1980s-90s: Contamination from Blood-Derived Products
When factor products made from donated blood were first introduced in the 1960s, the treatment of hemophilia was revolutionized. Almost overnight, rather than requiring hospitalization for bleeds, a bleed could be treated at home by the patient/family. The pain associated with bleeding was greatly reduced, and many patients were able to lead a greatly improved quality of life.
Unfortunately, by the early 1980s, it was discovered that these blood-derived products were contaminated with infectious viruses such as hepatitis and HIV, and over the next decade, thousands of people with hemophilia died or became infected.
Although many of those who received contaminated factor product during the 1980s succumbed to their illnesses, not all did. Today, those survivors may still have these co-existing illnesses such as hepatitis or HIV.
By the late 1980s and early 1990s, improved blood donor screening, product testing, and purification techniques largely removed the risk of viruses being transmitted in blood-derived products. Today with the wide availability of recombinant products and products made from US-sourced blood undergoing multiple rounds of purification and testing, the risk of factor transmitting any virus is very low.
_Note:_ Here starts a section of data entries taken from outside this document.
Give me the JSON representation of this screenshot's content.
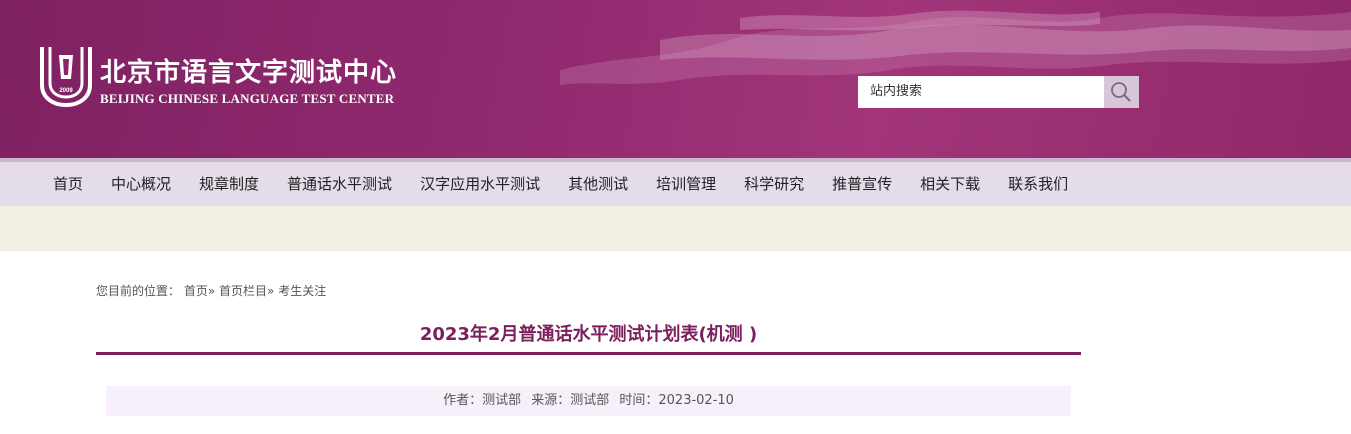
{
  "header": {
    "logo_cn": "北京市语言文字测试中心",
    "logo_en": "BEIJING CHINESE LANGUAGE TEST CENTER",
    "logo_emblem_text": "2009",
    "search": {
      "value": "站内搜索"
    }
  },
  "nav": {
    "items": [
      "首页",
      "中心概况",
      "规章制度",
      "普通话水平测试",
      "汉字应用水平测试",
      "其他测试",
      "培训管理",
      "科学研究",
      "推普宣传",
      "相关下载",
      "联系我们"
    ]
  },
  "breadcrumb": {
    "prefix": "您目前的位置：",
    "items": [
      "首页",
      "首页栏目",
      "考生关注"
    ],
    "separator": "»"
  },
  "article": {
    "title": "2023年2月普通话水平测试计划表(机测 )",
    "author": "作者：测试部",
    "source": "来源：测试部",
    "time": "时间：2023-02-10"
  },
  "colors": {
    "header_purple": "#922a70",
    "title_color": "#7c1f5e",
    "nav_bg": "#e5dcea",
    "band_bg": "#f1eee4"
  },
  "icons": {
    "search": "magnifier-icon",
    "logo": "emblem-icon"
  }
}
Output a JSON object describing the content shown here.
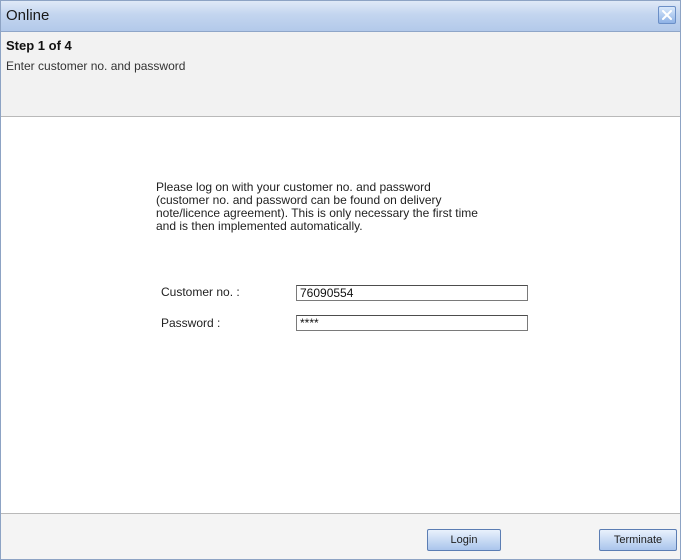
{
  "window": {
    "title": "Online"
  },
  "header": {
    "step": "Step 1 of 4",
    "subtitle": "Enter customer no. and password"
  },
  "content": {
    "instruction_lines": [
      "Please log on with your customer no. and password",
      "(customer no. and password can be found on delivery",
      "note/licence agreement). This is only necessary the first time",
      "and is then implemented automatically."
    ],
    "customer_label": "Customer no. :",
    "customer_value": "76090554",
    "password_label": "Password :",
    "password_value": "****"
  },
  "footer": {
    "login_label": "Login",
    "terminate_label": "Terminate"
  },
  "icons": {
    "close": "close-icon"
  }
}
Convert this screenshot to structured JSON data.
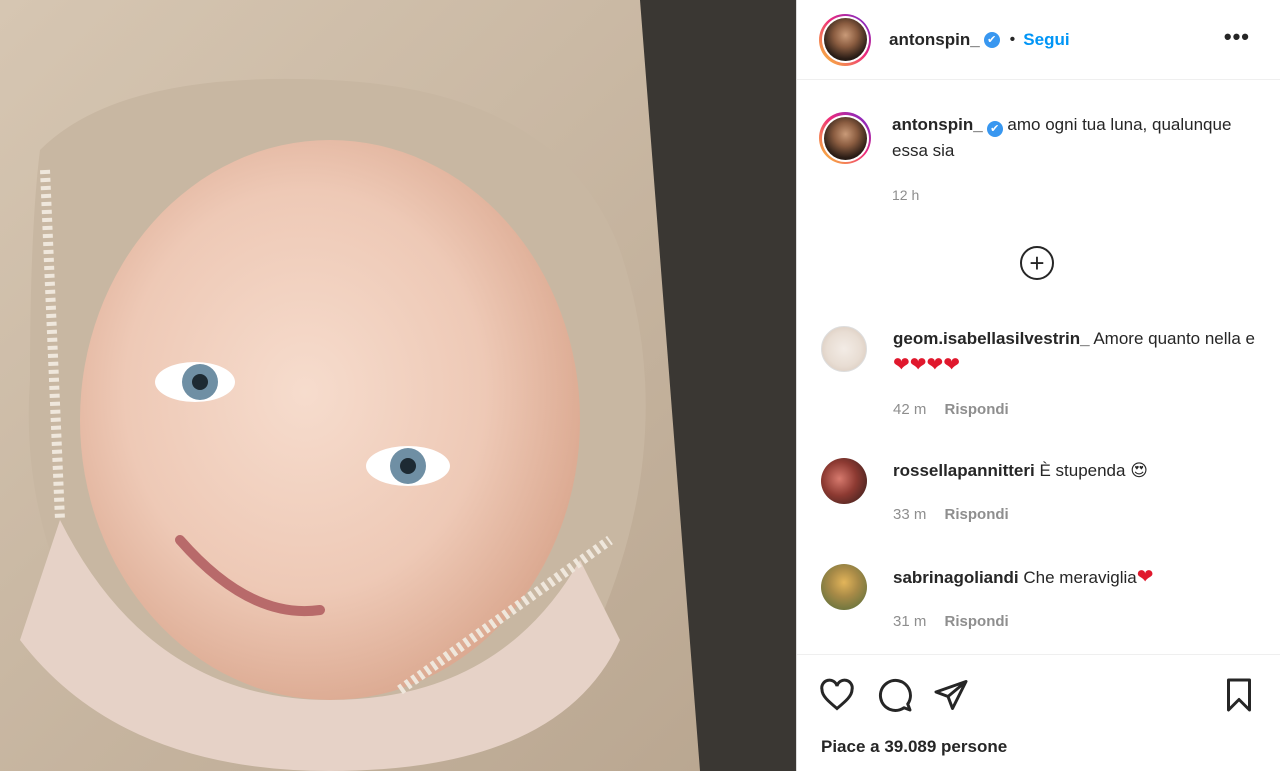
{
  "post": {
    "username": "antonspin_",
    "verified_mark": "✔",
    "separator": "•",
    "follow_label": "Segui",
    "more_label": "•••",
    "caption": "amo ogni tua luna, qualunque essa sia",
    "caption_time": "12 h",
    "load_more_label": "+",
    "likes_text": "Piace a 39.089 persone"
  },
  "comments": [
    {
      "user": "geom.isabellasilvestrin_",
      "text": "Amore quanto nella e",
      "emoji": "❤❤❤❤",
      "time": "42 m",
      "reply": "Rispondi"
    },
    {
      "user": "rossellapannitteri",
      "text": "È stupenda",
      "emoji": "😍",
      "time": "33 m",
      "reply": "Rispondi"
    },
    {
      "user": "sabrinagoliandi",
      "text": "Che meraviglia",
      "emoji": "❤",
      "time": "31 m",
      "reply": "Rispondi"
    }
  ],
  "icons": {
    "like": "heart-outline-icon",
    "comment": "speech-bubble-icon",
    "share": "paper-plane-icon",
    "save": "bookmark-icon"
  },
  "colors": {
    "accent": "#0095f6",
    "verified": "#3897f0",
    "heart": "#e0182d",
    "meta": "#8e8e8e"
  }
}
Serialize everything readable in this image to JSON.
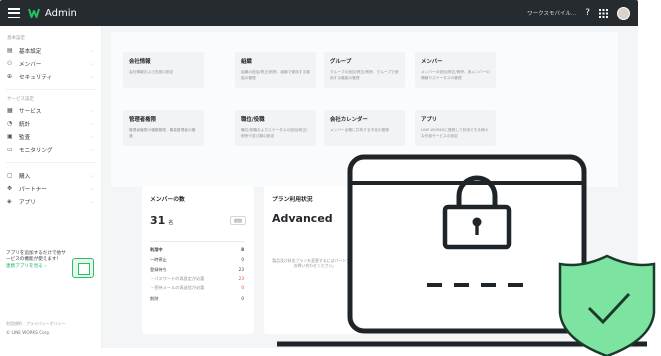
{
  "topbar": {
    "title": "Admin",
    "workspace": "ワークスモバイル...",
    "help_icon": "help-icon",
    "apps_icon": "apps-grid-icon"
  },
  "sidebar": {
    "basic_section": "基本設定",
    "basic_items": [
      {
        "label": "基本設定",
        "icon": "building-icon"
      },
      {
        "label": "メンバー",
        "icon": "users-icon"
      },
      {
        "label": "セキュリティ",
        "icon": "lock-icon"
      }
    ],
    "service_section": "サービス設定",
    "service_items": [
      {
        "label": "サービス",
        "icon": "grid-icon"
      },
      {
        "label": "統計",
        "icon": "chart-icon"
      },
      {
        "label": "監査",
        "icon": "audit-icon"
      },
      {
        "label": "モニタリング",
        "icon": "monitor-icon"
      }
    ],
    "other_items": [
      {
        "label": "購入",
        "icon": "cart-icon"
      },
      {
        "label": "パートナー",
        "icon": "handshake-icon"
      },
      {
        "label": "アプリ",
        "icon": "apps-icon"
      }
    ],
    "promo": {
      "text": "アプリを追加するだけで他サービスの機能が使えます！",
      "link": "連携アプリを見る ›"
    },
    "footer_links": "利用規約 · プライバシーポリシー",
    "copyright": "© LINE WORKS Corp."
  },
  "tiles": [
    {
      "title": "会社情報",
      "desc": "会社情報および言語の設定"
    },
    {
      "title": "組織",
      "desc": "組織の追加/修正/削除、組織で使用する機能の管理"
    },
    {
      "title": "グループ",
      "desc": "グループの追加/修正/削除、グループで使用する機能の管理"
    },
    {
      "title": "メンバー",
      "desc": "メンバーの追加/修正/削除、各メンバーの情報やステータスの管理"
    },
    {
      "title": "管理者権限",
      "desc": "管理者権限の種類管理、最高管理者の譲渡"
    },
    {
      "title": "職位/役職",
      "desc": "職位/役職およびステータスの追加/修正/削除や並び順の設定"
    },
    {
      "title": "会社カレンダー",
      "desc": "メンバー全員に共有する予定の登録"
    },
    {
      "title": "アプリ",
      "desc": "LINE WORKSに登録して利用できる様々な外部サービスの設定"
    }
  ],
  "member_card": {
    "title": "メンバーの数",
    "count": "31",
    "unit": "名",
    "add_label": "追加",
    "rows": [
      {
        "label": "利用中",
        "value": "8",
        "bold": true
      },
      {
        "label": "一時停止",
        "value": "0"
      },
      {
        "label": "登録待ち",
        "value": "23"
      },
      {
        "label": "・パスワードの再設定が必要",
        "value": "23",
        "red": true
      },
      {
        "label": "・招待メールの再送信が必要",
        "value": "0"
      },
      {
        "label": "削除",
        "value": "0"
      }
    ]
  },
  "plan_card": {
    "title": "プラン利用状況",
    "plan": "Advanced",
    "desc": "製品及び料金プランを変更するにはパートナーにお問い合わせください。"
  },
  "colors": {
    "topbar_bg": "#262b30",
    "brand_green": "#21c45d",
    "shield_green": "#7de3a0",
    "shield_check": "#1b3b2a"
  }
}
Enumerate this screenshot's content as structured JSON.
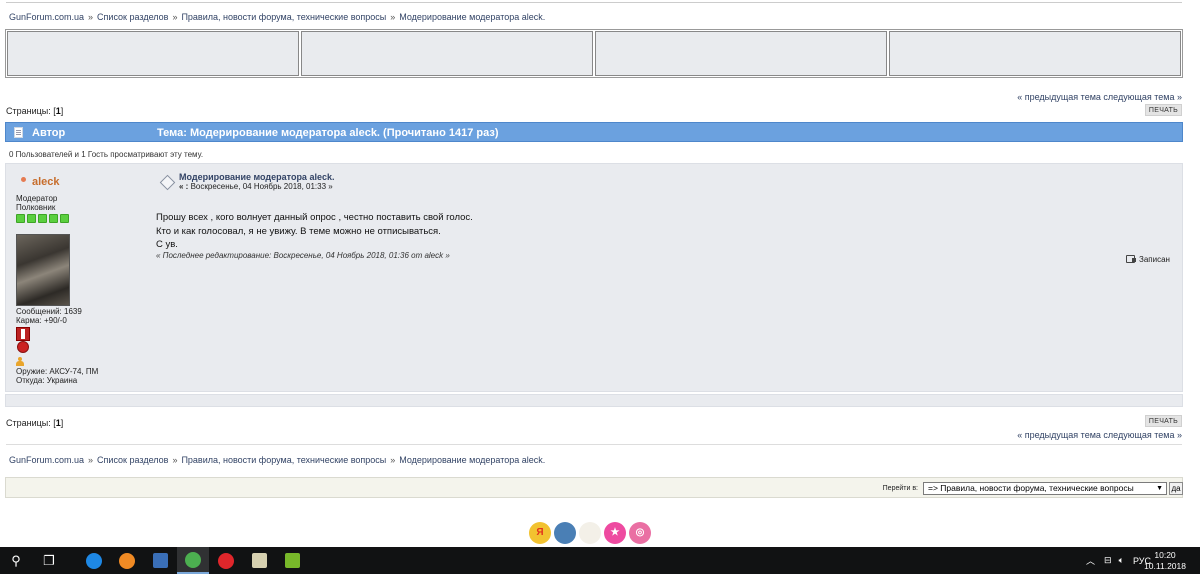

Learn about hepatitis and hemophilia
Read about HIV and hemophilia